Starlings in Flight

Out of the corner of my eye

Flying in black waves against the sky

Like an intricate dance

A troop of ballerinas by chance?

Carefully timed in motion

As they fly closer the commotion

Of a thousand starlings

Flitting this way and that

Soaring higher and higher

Swooping back towards the ground

A big black wave… round and round

Acrobatics in flight

Oh what a sight

Starlings on wing

 

 

 

The Daily Word Prompt : Murmuration

 

Spring… The Awakening

It has been a long winter this year. The bleak grays and sparkling white snow clash on the skyline in a fight for the short burst of sun. The outline of the barren trees etch patterns against the heavy clouds clinging to the mountain peaks. A cold wind blows and sends a chill through my body.  I awake each morning and pull on layer after layer… like a knight donning his armor for battle… only my battle is against the cold.

Like waking up from a long dream, I look outside one day and I see a hint of color… a green tinge to the mountain sides. I see birds flying overhead, landing in flocks on the wetlands. The small tender spring flowers are beginning to push through the once frozen ground. The snow clinging to the craggy peaks slowly retreats as the sun begins to march north… higher and higher each day…warming me to my very core.
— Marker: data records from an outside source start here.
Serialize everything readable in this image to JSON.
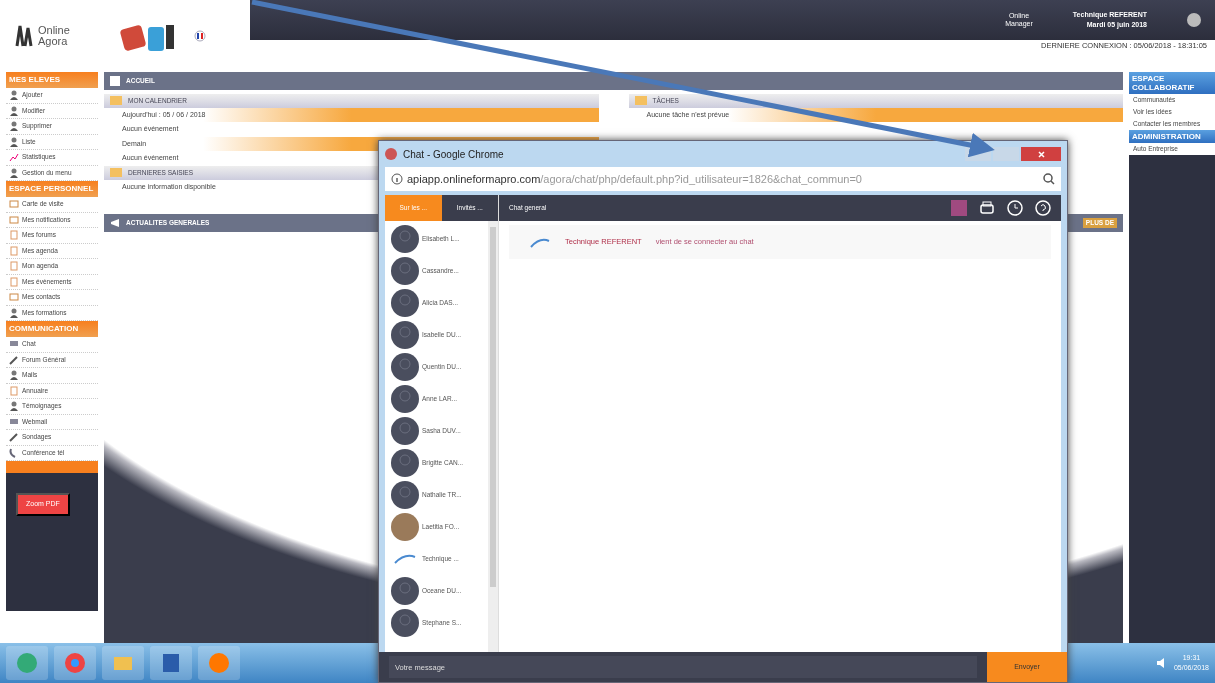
{
  "header": {
    "logo_text": [
      "Online",
      "Agora"
    ],
    "product": [
      "Online",
      "Manager"
    ],
    "user": "Technique REFERENT",
    "date": "Mardi 05 juin 2018",
    "sub_link": "DERNIERE CONNEXION : 05/06/2018 - 18:31:05"
  },
  "left_sidebar": [
    {
      "title": "MES ELEVES",
      "items": [
        {
          "label": "Ajouter",
          "kind": "person"
        },
        {
          "label": "Modifier",
          "kind": "person"
        },
        {
          "label": "Supprimer",
          "kind": "person"
        },
        {
          "label": "Liste",
          "kind": "person"
        },
        {
          "label": "Statistiques",
          "kind": "chart"
        },
        {
          "label": "Gestion du menu",
          "kind": "person"
        }
      ]
    },
    {
      "title": "ESPACE PERSONNEL",
      "items": [
        {
          "label": "Carte de visite",
          "kind": "card"
        },
        {
          "label": "Mes notifications",
          "kind": "card"
        },
        {
          "label": "Mes forums",
          "kind": "doc"
        },
        {
          "label": "Mes agenda",
          "kind": "doc"
        },
        {
          "label": "Mon agenda",
          "kind": "doc"
        },
        {
          "label": "Mes évènements",
          "kind": "doc"
        },
        {
          "label": "Mes contacts",
          "kind": "card"
        },
        {
          "label": "Mes formations",
          "kind": "person"
        }
      ]
    },
    {
      "title": "COMMUNICATION",
      "items": [
        {
          "label": "Chat",
          "kind": "chat"
        },
        {
          "label": "Forum Général",
          "kind": "pen"
        },
        {
          "label": "Mails",
          "kind": "person"
        },
        {
          "label": "Annuaire",
          "kind": "doc"
        },
        {
          "label": "Témoignages",
          "kind": "person"
        },
        {
          "label": "Webmail",
          "kind": "chat"
        },
        {
          "label": "Sondages",
          "kind": "pen"
        },
        {
          "label": "Conférence tél",
          "kind": "phone"
        }
      ]
    }
  ],
  "promo": "Zoom PDF",
  "home": {
    "title": "ACCUEIL",
    "calendar": {
      "title": "MON CALENDRIER",
      "rows": [
        {
          "label": "Aujourd'hui : 05 / 06 / 2018",
          "highlight": true
        },
        {
          "label": "Aucun événement",
          "highlight": false
        },
        {
          "label": "Demain",
          "highlight": true
        },
        {
          "label": "Aucun événement",
          "highlight": false
        }
      ]
    },
    "latest": {
      "title": "DERNIERES SAISIES",
      "text": "Aucune information disponible"
    },
    "tasks": {
      "title": "TÂCHES",
      "text": "Aucune tâche n'est prévue"
    },
    "news": {
      "title": "ACTUALITES GENERALES"
    },
    "more": "PLUS DE"
  },
  "right_sidebar": [
    {
      "title": "ESPACE COLLABORATIF",
      "items": [
        "Communautés",
        "Voir les idées",
        "Contacter les membres"
      ]
    },
    {
      "title": "ADMINISTRATION",
      "items": [
        "Auto Entreprise"
      ]
    }
  ],
  "chat_window": {
    "title": "Chat - Google Chrome",
    "url_host": "apiapp.onlineformapro.com",
    "url_path": "/agora/chat/php/default.php?id_utilisateur=1826&chat_commun=0",
    "tabs": [
      {
        "label": "Sur les ...",
        "selected": true
      },
      {
        "label": "Invités ...",
        "selected": false
      }
    ],
    "contacts": [
      {
        "name": "Elisabeth L...",
        "kind": "default"
      },
      {
        "name": "Cassandre...",
        "kind": "default"
      },
      {
        "name": "Alicia DAS...",
        "kind": "default"
      },
      {
        "name": "Isabelle DU...",
        "kind": "default"
      },
      {
        "name": "Quentin DU...",
        "kind": "default"
      },
      {
        "name": "Anne LAR...",
        "kind": "default"
      },
      {
        "name": "Sasha DUV...",
        "kind": "default"
      },
      {
        "name": "Brigitte CAN...",
        "kind": "default"
      },
      {
        "name": "Nathalie TR...",
        "kind": "default"
      },
      {
        "name": "Laetitia FO...",
        "kind": "photo"
      },
      {
        "name": "Technique ...",
        "kind": "logo"
      },
      {
        "name": "Oceane DU...",
        "kind": "default"
      },
      {
        "name": "Stephane S...",
        "kind": "default"
      }
    ],
    "room": "Chat general",
    "messages": [
      {
        "author": "Technique REFERENT",
        "text": "vient de se connecter au chat"
      }
    ],
    "input_placeholder": "Votre message",
    "send": "Envoyer"
  },
  "taskbar": {
    "time": "19:31",
    "date": "05/06/2018"
  }
}
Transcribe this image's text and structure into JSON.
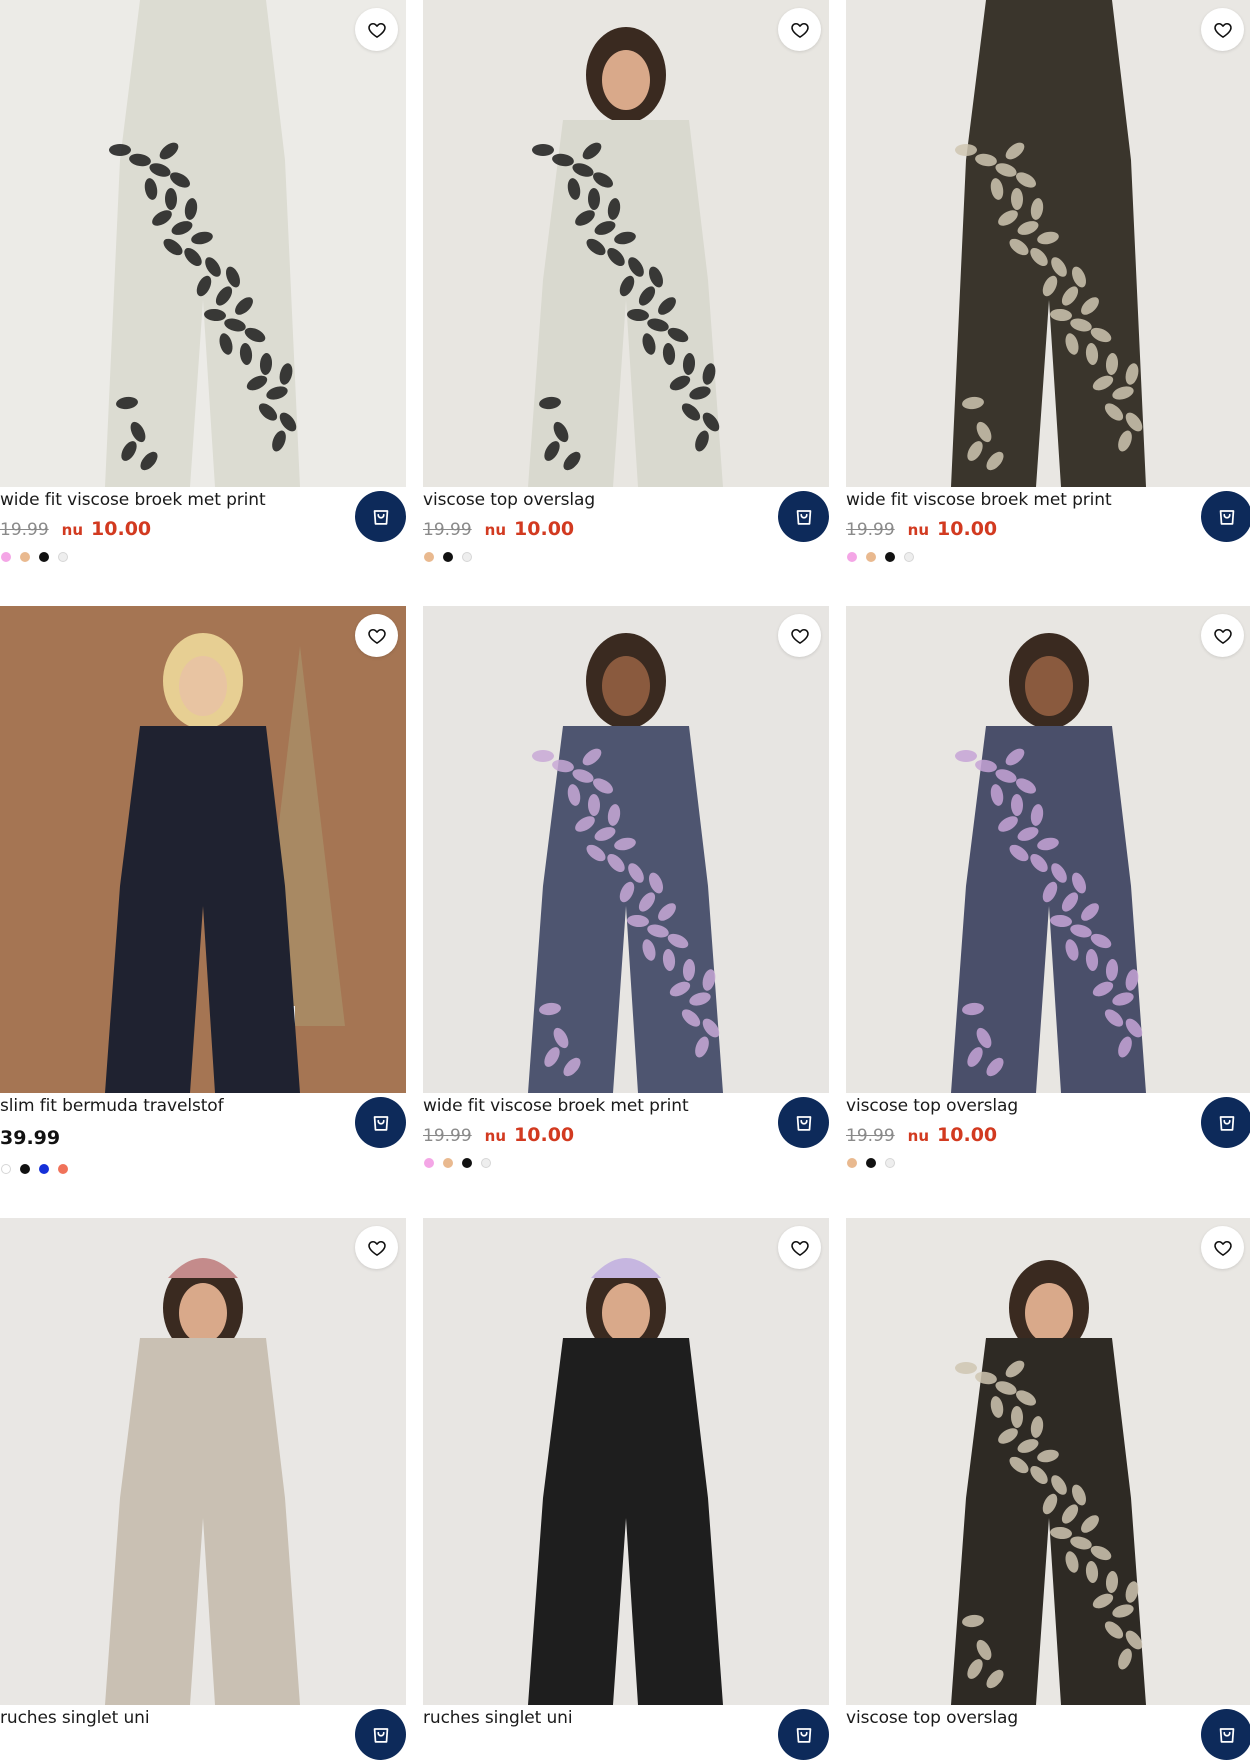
{
  "products": [
    {
      "title": "wide fit viscose broek met print",
      "old_price": "19.99",
      "nu_label": "nu",
      "price": "10.00",
      "sale": true,
      "swatches": [
        "#f4a6e6",
        "#e9b98f",
        "#111111",
        "#eeeeee"
      ],
      "bg": "#ecebe7",
      "garment": "#dcdcd2",
      "print": "#1b1b1b"
    },
    {
      "title": "viscose top overslag",
      "old_price": "19.99",
      "nu_label": "nu",
      "price": "10.00",
      "sale": true,
      "swatches": [
        "#e9b98f",
        "#111111",
        "#eeeeee"
      ],
      "bg": "#e8e6e1",
      "garment": "#d9d9cf",
      "print": "#1b1b1b"
    },
    {
      "title": "wide fit viscose broek met print",
      "old_price": "19.99",
      "nu_label": "nu",
      "price": "10.00",
      "sale": true,
      "swatches": [
        "#f4a6e6",
        "#e9b98f",
        "#111111",
        "#eeeeee"
      ],
      "bg": "#e9e7e3",
      "garment": "#3a352c",
      "print": "#cfc6b2"
    },
    {
      "title": "slim fit bermuda travelstof",
      "old_price": "",
      "nu_label": "",
      "price": "39.99",
      "sale": false,
      "swatches": [
        "#ffffff",
        "#111111",
        "#1530d8",
        "#f0725a"
      ],
      "bg": "#a57553",
      "garment": "#1f2230",
      "print": "#1f2230"
    },
    {
      "title": "wide fit viscose broek met print",
      "old_price": "19.99",
      "nu_label": "nu",
      "price": "10.00",
      "sale": true,
      "swatches": [
        "#f4a6e6",
        "#e9b98f",
        "#111111",
        "#eeeeee"
      ],
      "bg": "#e7e5e2",
      "garment": "#4e5570",
      "print": "#c8a9d6"
    },
    {
      "title": "viscose top overslag",
      "old_price": "19.99",
      "nu_label": "nu",
      "price": "10.00",
      "sale": true,
      "swatches": [
        "#e9b98f",
        "#111111",
        "#eeeeee"
      ],
      "bg": "#e8e6e2",
      "garment": "#4a4f6a",
      "print": "#c6a3d6"
    },
    {
      "title": "ruches singlet uni",
      "old_price": "",
      "nu_label": "",
      "price": "",
      "sale": false,
      "swatches": [],
      "bg": "#e9e7e4",
      "garment": "#c9c0b3",
      "print": "#c9c0b3"
    },
    {
      "title": "ruches singlet uni",
      "old_price": "",
      "nu_label": "",
      "price": "",
      "sale": false,
      "swatches": [],
      "bg": "#e8e6e3",
      "garment": "#1e1e1e",
      "print": "#1e1e1e"
    },
    {
      "title": "viscose top overslag",
      "old_price": "",
      "nu_label": "",
      "price": "",
      "sale": false,
      "swatches": [],
      "bg": "#e9e7e3",
      "garment": "#2e2a24",
      "print": "#cfc6b2"
    }
  ],
  "icons": {
    "favorite": "heart-icon",
    "cart": "shopping-bag-icon"
  },
  "colors": {
    "cart_button": "#0d2a5a",
    "sale_price": "#d23a20",
    "old_price": "#8a8a8a"
  }
}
The days begin to get longer and longer, warmer and warmer. The trees push small hard buds that crack open and expose their tiny leaves. The sun climbs higher and higher in the deep blue skies, pushing away the last cold gray clouds of winter. The ice on the lakes begin to retreat, releasing the stillness to the flow of creeks and streams.  Ripples of feeding fish awaken as they are released from the winters icy grasp.

Only a short time passes. The awakening of all life burst into beauty.  The trees, once stark lifeless patterns against the cold winter sky, now fill the skyline with lively colors dancing in the warm breezes of spring. The air fills with the sound of children playing, birds singing, and the clapping of leaves in the wind. The flowers burst into brilliant blooms as they stretch to be caressed by the warm sun. Spring is here.